(Interface dataset entries)
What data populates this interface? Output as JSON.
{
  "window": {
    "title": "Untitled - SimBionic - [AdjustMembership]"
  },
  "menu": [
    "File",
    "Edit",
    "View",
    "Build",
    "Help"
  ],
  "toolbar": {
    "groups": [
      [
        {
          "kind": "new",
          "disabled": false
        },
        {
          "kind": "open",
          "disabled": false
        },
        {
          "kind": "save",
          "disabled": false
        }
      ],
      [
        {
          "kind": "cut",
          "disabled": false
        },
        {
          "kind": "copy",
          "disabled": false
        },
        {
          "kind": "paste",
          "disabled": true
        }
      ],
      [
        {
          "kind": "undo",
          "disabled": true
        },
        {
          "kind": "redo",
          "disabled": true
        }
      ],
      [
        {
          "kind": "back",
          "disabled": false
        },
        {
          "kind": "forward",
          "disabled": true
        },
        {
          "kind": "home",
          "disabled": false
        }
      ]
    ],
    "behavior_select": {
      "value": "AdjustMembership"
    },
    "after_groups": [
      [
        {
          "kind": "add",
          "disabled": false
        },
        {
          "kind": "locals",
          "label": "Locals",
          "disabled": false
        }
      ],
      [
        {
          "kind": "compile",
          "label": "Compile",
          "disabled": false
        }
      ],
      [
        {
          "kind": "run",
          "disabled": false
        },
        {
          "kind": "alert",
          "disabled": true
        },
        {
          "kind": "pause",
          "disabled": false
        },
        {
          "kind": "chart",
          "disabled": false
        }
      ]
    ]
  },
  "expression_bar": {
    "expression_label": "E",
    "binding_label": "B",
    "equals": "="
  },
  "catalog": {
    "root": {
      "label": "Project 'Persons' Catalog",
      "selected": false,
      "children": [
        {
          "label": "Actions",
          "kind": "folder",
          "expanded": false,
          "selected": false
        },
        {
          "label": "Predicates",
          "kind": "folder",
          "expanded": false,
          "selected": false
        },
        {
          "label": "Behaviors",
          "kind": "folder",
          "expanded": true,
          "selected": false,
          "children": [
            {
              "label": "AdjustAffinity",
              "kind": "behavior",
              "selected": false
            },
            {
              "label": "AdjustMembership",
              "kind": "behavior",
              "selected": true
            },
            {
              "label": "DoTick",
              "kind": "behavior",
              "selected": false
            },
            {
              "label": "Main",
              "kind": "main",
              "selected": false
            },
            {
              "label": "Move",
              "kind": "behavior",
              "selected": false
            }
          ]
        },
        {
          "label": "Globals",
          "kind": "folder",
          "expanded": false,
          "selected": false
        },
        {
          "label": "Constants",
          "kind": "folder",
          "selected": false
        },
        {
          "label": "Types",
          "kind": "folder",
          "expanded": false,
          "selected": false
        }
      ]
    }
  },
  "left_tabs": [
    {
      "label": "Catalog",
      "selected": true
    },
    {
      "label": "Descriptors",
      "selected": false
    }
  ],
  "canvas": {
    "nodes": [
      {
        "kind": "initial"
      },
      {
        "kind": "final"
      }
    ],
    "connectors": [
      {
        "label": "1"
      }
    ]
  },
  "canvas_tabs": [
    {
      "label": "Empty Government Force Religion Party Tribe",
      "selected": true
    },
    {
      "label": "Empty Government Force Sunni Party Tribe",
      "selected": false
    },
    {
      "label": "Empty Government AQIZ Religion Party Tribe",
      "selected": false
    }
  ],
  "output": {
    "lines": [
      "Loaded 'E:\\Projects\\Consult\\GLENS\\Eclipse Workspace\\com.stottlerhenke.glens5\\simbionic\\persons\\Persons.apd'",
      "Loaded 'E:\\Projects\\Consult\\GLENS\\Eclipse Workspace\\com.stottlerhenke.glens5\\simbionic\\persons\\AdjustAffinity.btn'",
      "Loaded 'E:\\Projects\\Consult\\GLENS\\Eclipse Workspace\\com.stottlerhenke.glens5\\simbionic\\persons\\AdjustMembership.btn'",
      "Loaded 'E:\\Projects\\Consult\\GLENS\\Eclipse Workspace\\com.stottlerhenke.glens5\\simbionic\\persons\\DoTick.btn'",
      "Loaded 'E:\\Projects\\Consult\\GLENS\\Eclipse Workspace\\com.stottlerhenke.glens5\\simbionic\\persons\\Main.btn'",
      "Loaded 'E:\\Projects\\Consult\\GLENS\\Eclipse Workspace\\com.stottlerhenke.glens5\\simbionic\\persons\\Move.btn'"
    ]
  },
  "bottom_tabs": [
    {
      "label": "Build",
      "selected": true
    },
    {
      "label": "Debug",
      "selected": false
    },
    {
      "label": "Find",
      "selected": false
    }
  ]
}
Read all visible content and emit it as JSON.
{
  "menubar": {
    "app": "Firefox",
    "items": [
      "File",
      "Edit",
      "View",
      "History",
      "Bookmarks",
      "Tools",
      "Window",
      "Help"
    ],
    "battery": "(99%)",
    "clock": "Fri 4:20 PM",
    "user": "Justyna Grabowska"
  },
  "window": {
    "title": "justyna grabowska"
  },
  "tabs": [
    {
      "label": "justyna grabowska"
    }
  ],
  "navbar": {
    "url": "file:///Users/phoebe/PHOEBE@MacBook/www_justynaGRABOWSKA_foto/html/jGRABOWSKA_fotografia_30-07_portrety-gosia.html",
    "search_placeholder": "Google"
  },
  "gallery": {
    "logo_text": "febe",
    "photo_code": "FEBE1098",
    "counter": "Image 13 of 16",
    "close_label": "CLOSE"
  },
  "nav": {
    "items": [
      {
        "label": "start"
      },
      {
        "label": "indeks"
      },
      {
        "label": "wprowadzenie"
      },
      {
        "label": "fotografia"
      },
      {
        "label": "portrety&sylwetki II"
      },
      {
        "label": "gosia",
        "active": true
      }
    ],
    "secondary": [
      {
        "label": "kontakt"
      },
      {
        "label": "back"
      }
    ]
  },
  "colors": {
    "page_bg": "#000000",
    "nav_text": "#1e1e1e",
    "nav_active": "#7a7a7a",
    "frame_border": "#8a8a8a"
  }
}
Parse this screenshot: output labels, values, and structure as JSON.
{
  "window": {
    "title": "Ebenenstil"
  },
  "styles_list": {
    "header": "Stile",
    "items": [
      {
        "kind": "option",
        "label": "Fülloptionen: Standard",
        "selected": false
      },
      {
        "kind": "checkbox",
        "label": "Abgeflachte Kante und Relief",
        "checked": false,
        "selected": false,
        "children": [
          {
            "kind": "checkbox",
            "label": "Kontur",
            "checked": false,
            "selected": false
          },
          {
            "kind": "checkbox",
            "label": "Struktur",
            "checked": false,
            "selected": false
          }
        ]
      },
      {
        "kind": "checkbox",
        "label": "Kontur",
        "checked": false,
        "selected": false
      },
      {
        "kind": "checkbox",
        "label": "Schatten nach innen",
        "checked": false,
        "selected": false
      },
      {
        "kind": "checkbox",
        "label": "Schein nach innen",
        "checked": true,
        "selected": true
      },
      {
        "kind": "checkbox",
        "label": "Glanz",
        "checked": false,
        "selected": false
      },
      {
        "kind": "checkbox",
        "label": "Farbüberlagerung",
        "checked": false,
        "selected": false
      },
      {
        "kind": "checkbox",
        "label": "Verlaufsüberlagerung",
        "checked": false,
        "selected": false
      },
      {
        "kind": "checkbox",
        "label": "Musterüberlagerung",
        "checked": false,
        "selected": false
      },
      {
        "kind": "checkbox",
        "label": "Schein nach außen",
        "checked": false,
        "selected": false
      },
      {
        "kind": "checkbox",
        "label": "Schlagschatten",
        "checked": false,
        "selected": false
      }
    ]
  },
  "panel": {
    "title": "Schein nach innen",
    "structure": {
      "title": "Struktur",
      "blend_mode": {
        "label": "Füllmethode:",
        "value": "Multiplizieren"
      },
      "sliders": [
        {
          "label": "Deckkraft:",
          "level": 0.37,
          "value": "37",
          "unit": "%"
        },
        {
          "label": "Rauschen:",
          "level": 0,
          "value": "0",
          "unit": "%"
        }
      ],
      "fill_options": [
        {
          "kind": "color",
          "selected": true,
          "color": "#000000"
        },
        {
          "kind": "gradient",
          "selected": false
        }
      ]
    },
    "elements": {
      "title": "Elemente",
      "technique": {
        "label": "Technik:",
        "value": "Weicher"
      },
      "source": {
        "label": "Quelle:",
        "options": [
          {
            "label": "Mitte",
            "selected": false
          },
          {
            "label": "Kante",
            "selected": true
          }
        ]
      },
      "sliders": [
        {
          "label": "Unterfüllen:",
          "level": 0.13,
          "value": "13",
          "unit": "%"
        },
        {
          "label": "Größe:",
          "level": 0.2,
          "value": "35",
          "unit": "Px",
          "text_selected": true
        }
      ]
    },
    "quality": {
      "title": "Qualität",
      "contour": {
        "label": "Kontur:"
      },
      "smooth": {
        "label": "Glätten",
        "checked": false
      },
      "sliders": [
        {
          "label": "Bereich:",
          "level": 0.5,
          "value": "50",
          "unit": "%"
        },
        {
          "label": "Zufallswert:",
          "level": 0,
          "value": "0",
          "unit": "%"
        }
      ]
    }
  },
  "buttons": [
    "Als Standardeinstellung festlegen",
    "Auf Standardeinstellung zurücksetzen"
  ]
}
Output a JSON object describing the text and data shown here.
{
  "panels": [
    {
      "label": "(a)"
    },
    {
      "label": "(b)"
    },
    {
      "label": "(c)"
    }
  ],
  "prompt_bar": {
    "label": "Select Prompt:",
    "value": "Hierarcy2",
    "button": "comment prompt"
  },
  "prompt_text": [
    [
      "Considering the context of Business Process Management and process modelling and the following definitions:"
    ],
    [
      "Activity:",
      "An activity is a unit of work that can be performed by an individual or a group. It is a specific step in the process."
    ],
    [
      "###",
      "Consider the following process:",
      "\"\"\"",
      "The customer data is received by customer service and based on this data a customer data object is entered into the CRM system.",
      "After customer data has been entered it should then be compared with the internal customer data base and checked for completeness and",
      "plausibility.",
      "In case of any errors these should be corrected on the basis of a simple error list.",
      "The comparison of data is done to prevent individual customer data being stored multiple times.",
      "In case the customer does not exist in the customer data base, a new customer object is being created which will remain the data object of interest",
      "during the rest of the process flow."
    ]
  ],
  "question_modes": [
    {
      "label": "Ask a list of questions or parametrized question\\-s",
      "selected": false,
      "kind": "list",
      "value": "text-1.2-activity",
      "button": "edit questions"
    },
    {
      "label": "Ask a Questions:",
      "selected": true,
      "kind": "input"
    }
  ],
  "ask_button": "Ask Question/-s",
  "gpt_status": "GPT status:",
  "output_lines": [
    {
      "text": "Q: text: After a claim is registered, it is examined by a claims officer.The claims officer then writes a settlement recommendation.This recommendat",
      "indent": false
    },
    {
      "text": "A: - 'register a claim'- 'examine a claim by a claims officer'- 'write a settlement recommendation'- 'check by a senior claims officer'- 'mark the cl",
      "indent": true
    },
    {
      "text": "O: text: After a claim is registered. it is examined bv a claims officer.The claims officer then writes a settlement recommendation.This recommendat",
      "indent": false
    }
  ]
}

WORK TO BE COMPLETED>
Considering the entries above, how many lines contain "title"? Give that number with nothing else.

ANSWER TO THIS EXERCISE>
7